Now there is an easier way to interface PLCs to absolute encoders

If you interface encoders to PLCs, you will have noticed that while most PLCs provide an interface to incremental encoders, many do not provide an easy interface to absolute encoders. In the main, designers are left with the job of using a parallel interface to the PLC from the encoder and using one input per bit. When using a single or multi-turn unit with 25 or more bits, this has meant that a lot of expensive I/O is used and a good deal of PLC programming is involved.

That in itself is a pity, since absolute encoders offer some real benefits over their incremental counterparts, not in the least that unlike incremental encoders, the absolute encoder will retain positional information even when power goes down.

Now, a German company, T R Electronic has developed a solution to the problem. The idea itself is quite simple. The company has developed a new output configuration for its range of absolute encoders called the Incremental Serial Interface (ISI) that replicates the output signals from an incremental encoder. To the PLC, the encoder then looks like an incremental, rather than an absolute encoder.

Because of this, the output can be interfaced directly to any high-speed counter card or servo controller incremental interface card. And all PLCs and servo controllers equipped with such an interface can accept the ISI inputs, because the format of the ISI output is exactly the same as that of an incremental encoder.

When a powerdown situation occurs with an incremental encoder, the positional information is lost, while with the ISI encoder the position is retained within the encoder.
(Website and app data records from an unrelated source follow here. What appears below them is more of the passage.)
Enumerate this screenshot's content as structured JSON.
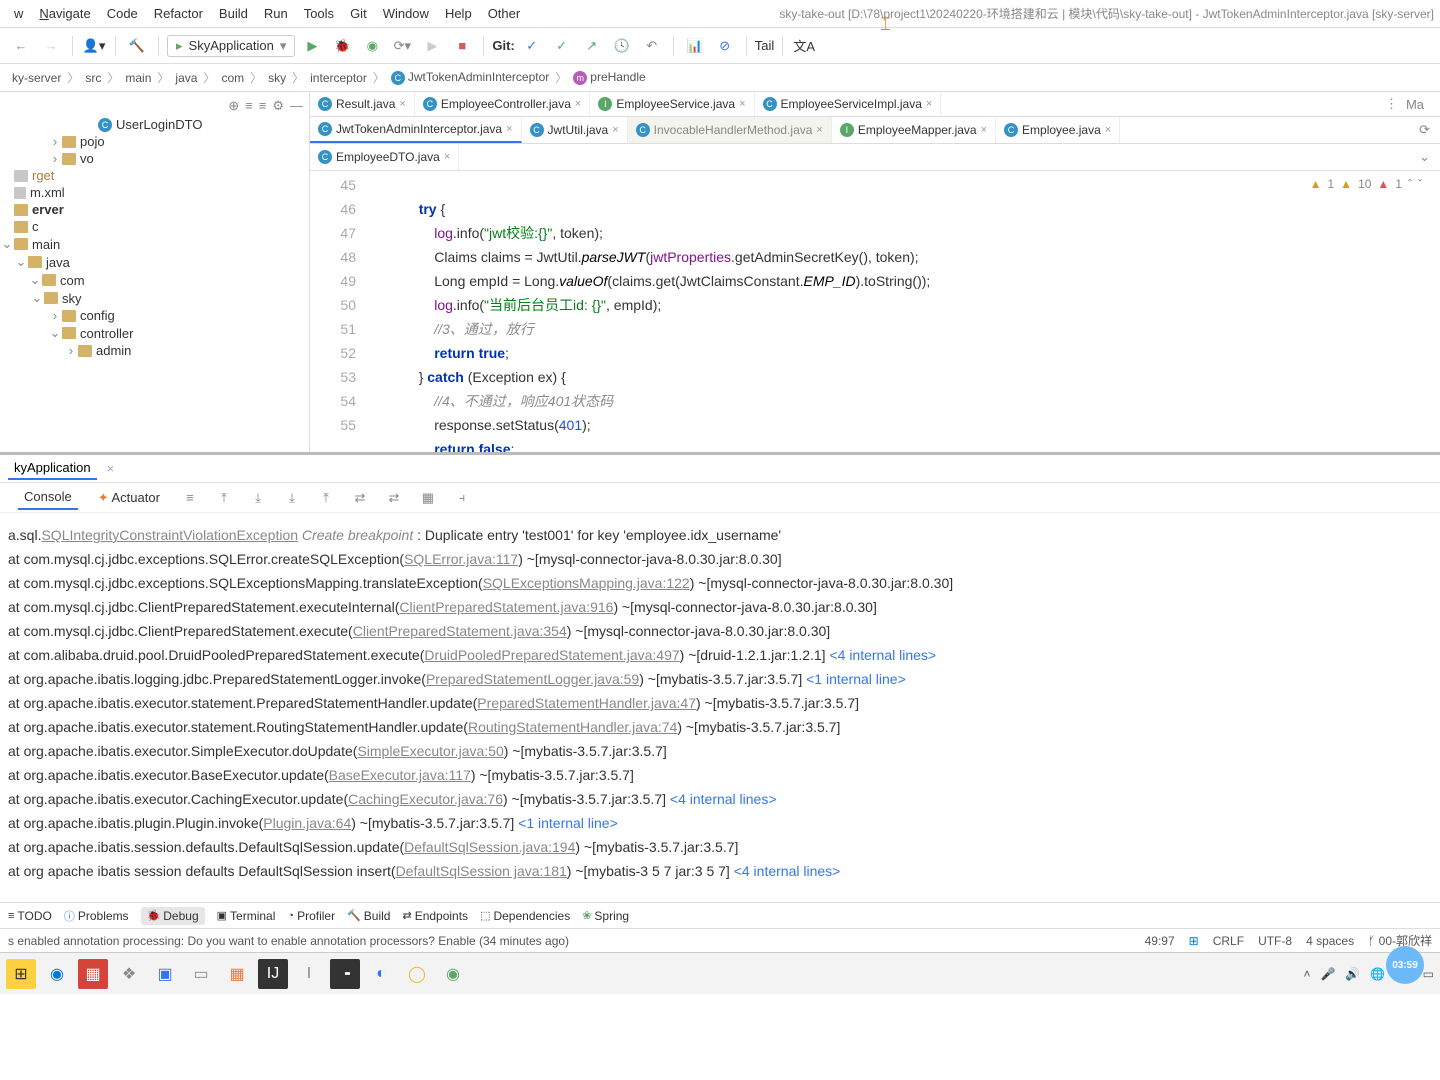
{
  "window": {
    "title": "sky-take-out [D:\\78\\project1\\20240220-环境搭建和云 | 模块\\代码\\sky-take-out] - JwtTokenAdminInterceptor.java [sky-server]"
  },
  "menu": {
    "items": [
      "w",
      "Navigate",
      "Code",
      "Refactor",
      "Build",
      "Run",
      "Tools",
      "Git",
      "Window",
      "Help",
      "Other"
    ]
  },
  "toolbar": {
    "run_config": "SkyApplication",
    "git_label": "Git:",
    "tail_label": "Tail"
  },
  "breadcrumb": {
    "parts": [
      "ky-server",
      "src",
      "main",
      "java",
      "com",
      "sky",
      "interceptor"
    ],
    "class": "JwtTokenAdminInterceptor",
    "method": "preHandle"
  },
  "tree": {
    "items": [
      {
        "indent": 84,
        "type": "class",
        "label": "UserLoginDTO"
      },
      {
        "indent": 48,
        "exp": "›",
        "type": "folder",
        "label": "pojo"
      },
      {
        "indent": 48,
        "exp": "›",
        "type": "folder",
        "label": "vo"
      },
      {
        "indent": 0,
        "type": "folder-gray",
        "label": "rget",
        "color": "#b07d3a"
      },
      {
        "indent": 0,
        "type": "file",
        "label": "m.xml"
      },
      {
        "indent": 0,
        "type": "folder",
        "label": "erver",
        "bold": true
      },
      {
        "indent": 0,
        "type": "folder",
        "label": "c"
      },
      {
        "indent": 0,
        "exp": "⌄",
        "type": "folder",
        "label": "main"
      },
      {
        "indent": 14,
        "exp": "⌄",
        "type": "folder",
        "label": "java"
      },
      {
        "indent": 28,
        "exp": "⌄",
        "type": "folder",
        "label": "com"
      },
      {
        "indent": 30,
        "exp": "⌄",
        "type": "folder",
        "label": "sky"
      },
      {
        "indent": 48,
        "exp": "›",
        "type": "folder",
        "label": "config"
      },
      {
        "indent": 48,
        "exp": "⌄",
        "type": "folder",
        "label": "controller"
      },
      {
        "indent": 64,
        "exp": "›",
        "type": "folder",
        "label": "admin"
      }
    ]
  },
  "editor_tabs": {
    "row1": [
      {
        "ic": "c",
        "label": "Result.java",
        "close": true
      },
      {
        "ic": "c",
        "label": "EmployeeController.java",
        "close": true
      },
      {
        "ic": "i",
        "label": "EmployeeService.java",
        "close": true
      },
      {
        "ic": "c",
        "label": "EmployeeServiceImpl.java",
        "close": true
      }
    ],
    "row2": [
      {
        "ic": "c",
        "label": "JwtTokenAdminInterceptor.java",
        "close": true,
        "active": true
      },
      {
        "ic": "c",
        "label": "JwtUtil.java",
        "close": true
      },
      {
        "ic": "c",
        "label": "InvocableHandlerMethod.java",
        "dim": true,
        "close": true
      },
      {
        "ic": "i",
        "label": "EmployeeMapper.java",
        "close": true
      },
      {
        "ic": "c",
        "label": "Employee.java",
        "close": true
      }
    ],
    "row3": [
      {
        "ic": "c",
        "label": "EmployeeDTO.java",
        "close": true
      }
    ],
    "right_label": "Ma"
  },
  "code": {
    "gutter": [
      "45",
      "46",
      "47",
      "48",
      "49",
      "50",
      "51",
      "52",
      "53",
      "54",
      "55"
    ],
    "hints": {
      "a1": "1",
      "w10": "10",
      "a1b": "1"
    },
    "lines": {
      "l45a": "try",
      "l45b": " {",
      "l46a": "log",
      "l46b": ".info(",
      "l46c": "\"jwt校验:{}\"",
      "l46d": ", token);",
      "l47a": "Claims claims = JwtUtil.",
      "l47b": "parseJWT",
      "l47c": "(",
      "l47d": "jwtProperties",
      "l47e": ".getAdminSecretKey(), token);",
      "l48a": "Long empId = Long.",
      "l48b": "valueOf",
      "l48c": "(claims.get(JwtClaimsConstant.",
      "l48d": "EMP_ID",
      "l48e": ").toString());",
      "l49a": "log",
      "l49b": ".info(",
      "l49c": "\"当前后台员工id: {}\"",
      "l49d": ", empId);",
      "l50": "//3、通过，放行",
      "l51a": "return ",
      "l51b": "true",
      "l51c": ";",
      "l52a": "} ",
      "l52b": "catch",
      "l52c": " (Exception ex) {",
      "l53": "//4、不通过，响应401状态码",
      "l54a": "response.setStatus(",
      "l54b": "401",
      "l54c": ");",
      "l55a": "return ",
      "l55b": "false",
      "l55c": ";"
    }
  },
  "run": {
    "title": "kyApplication",
    "tab_console": "Console",
    "tab_actuator": "Actuator"
  },
  "console": {
    "lines": [
      {
        "pre": "a.sql.",
        "link": "SQLIntegrityConstraintViolationException",
        "bp": " Create breakpoint ",
        "post": ": Duplicate entry 'test001' for key 'employee.idx_username'"
      },
      {
        "pre": "  at com.mysql.cj.jdbc.exceptions.SQLError.createSQLException(",
        "link": "SQLError.java:117",
        "post": ") ~[mysql-connector-java-8.0.30.jar:8.0.30]"
      },
      {
        "pre": "  at com.mysql.cj.jdbc.exceptions.SQLExceptionsMapping.translateException(",
        "link": "SQLExceptionsMapping.java:122",
        "post": ") ~[mysql-connector-java-8.0.30.jar:8.0.30]"
      },
      {
        "pre": "  at com.mysql.cj.jdbc.ClientPreparedStatement.executeInternal(",
        "link": "ClientPreparedStatement.java:916",
        "post": ") ~[mysql-connector-java-8.0.30.jar:8.0.30]"
      },
      {
        "pre": "  at com.mysql.cj.jdbc.ClientPreparedStatement.execute(",
        "link": "ClientPreparedStatement.java:354",
        "post": ") ~[mysql-connector-java-8.0.30.jar:8.0.30]"
      },
      {
        "pre": "  at com.alibaba.druid.pool.DruidPooledPreparedStatement.execute(",
        "link": "DruidPooledPreparedStatement.java:497",
        "post": ") ~[druid-1.2.1.jar:1.2.1] ",
        "blue": "<4 internal lines>"
      },
      {
        "pre": "  at org.apache.ibatis.logging.jdbc.PreparedStatementLogger.invoke(",
        "link": "PreparedStatementLogger.java:59",
        "post": ") ~[mybatis-3.5.7.jar:3.5.7] ",
        "blue": "<1 internal line>"
      },
      {
        "pre": "  at org.apache.ibatis.executor.statement.PreparedStatementHandler.update(",
        "link": "PreparedStatementHandler.java:47",
        "post": ") ~[mybatis-3.5.7.jar:3.5.7]"
      },
      {
        "pre": "  at org.apache.ibatis.executor.statement.RoutingStatementHandler.update(",
        "link": "RoutingStatementHandler.java:74",
        "post": ") ~[mybatis-3.5.7.jar:3.5.7]"
      },
      {
        "pre": "  at org.apache.ibatis.executor.SimpleExecutor.doUpdate(",
        "link": "SimpleExecutor.java:50",
        "post": ") ~[mybatis-3.5.7.jar:3.5.7]"
      },
      {
        "pre": "  at org.apache.ibatis.executor.BaseExecutor.update(",
        "link": "BaseExecutor.java:117",
        "post": ") ~[mybatis-3.5.7.jar:3.5.7]"
      },
      {
        "pre": "  at org.apache.ibatis.executor.CachingExecutor.update(",
        "link": "CachingExecutor.java:76",
        "post": ") ~[mybatis-3.5.7.jar:3.5.7] ",
        "blue": "<4 internal lines>"
      },
      {
        "pre": "  at org.apache.ibatis.plugin.Plugin.invoke(",
        "link": "Plugin.java:64",
        "post": ") ~[mybatis-3.5.7.jar:3.5.7] ",
        "blue": "<1 internal line>"
      },
      {
        "pre": "  at org.apache.ibatis.session.defaults.DefaultSqlSession.update(",
        "link": "DefaultSqlSession.java:194",
        "post": ") ~[mybatis-3.5.7.jar:3.5.7]"
      },
      {
        "pre": "  at org apache ibatis session defaults DefaultSqlSession insert(",
        "link": "DefaultSqlSession java:181",
        "post": ") ~[mybatis-3 5 7 jar:3 5 7] ",
        "blue": "<4 internal lines>"
      }
    ]
  },
  "bottom_tools": {
    "items": [
      "TODO",
      "Problems",
      "Debug",
      "Terminal",
      "Profiler",
      "Build",
      "Endpoints",
      "Dependencies",
      "Spring"
    ]
  },
  "status": {
    "msg": "s enabled annotation processing: Do you want to enable annotation processors? Enable (34 minutes ago)",
    "pos": "49:97",
    "eol": "CRLF",
    "enc": "UTF-8",
    "indent": "4 spaces",
    "branch": "00-郭欣祥"
  },
  "time_badge": "03:59",
  "taskbar": {
    "tray_time": ""
  }
}
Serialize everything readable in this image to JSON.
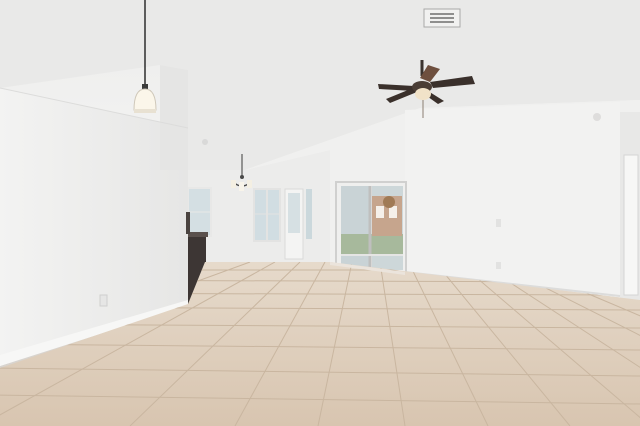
{
  "scene": {
    "kind": "photo",
    "subject": "empty-living-room",
    "palette": {
      "ceiling": "#efefee",
      "wall_light": "#f1f1f0",
      "wall_shadow": "#e2e2e1",
      "floor_tile": "#dccbb8",
      "floor_grout": "#cbb8a2",
      "window_glass": "#c9d7de",
      "fan_blade": "#3a302b",
      "cabinet": "#3b3533"
    },
    "icons": [
      "pendant-lamp-icon",
      "chandelier-icon",
      "ceiling-fan-icon",
      "air-vent-icon"
    ]
  }
}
When power is re-established, and the machine is ready to accept information, the PLC sends a `load input’ signal to the encoder (Figure 1). The encoder then transmits a stream of pulses (at up to 125kHz) proportional to the absolute position, and when this is complete, it sends an `End of load’ signal to the PLC, confirming that the position has been re-established.

Because the encoder is a true absolute unit, even if machinery is moved, or if machine speed exceeds the speed of data gathering of the PLC, the true subsequent position information is sent.

David Hampden-Smith of Sensor Consultants, distributors of the new encoders here in the UK, says that they have already found acceptance from users of Allen Bradley, Mitsubishi, Omron and Modicon PLCs – systems that do not provide dedicated absolute encoder interfaces – as well as servo controllers such as those supplied by Trio Motion Technology.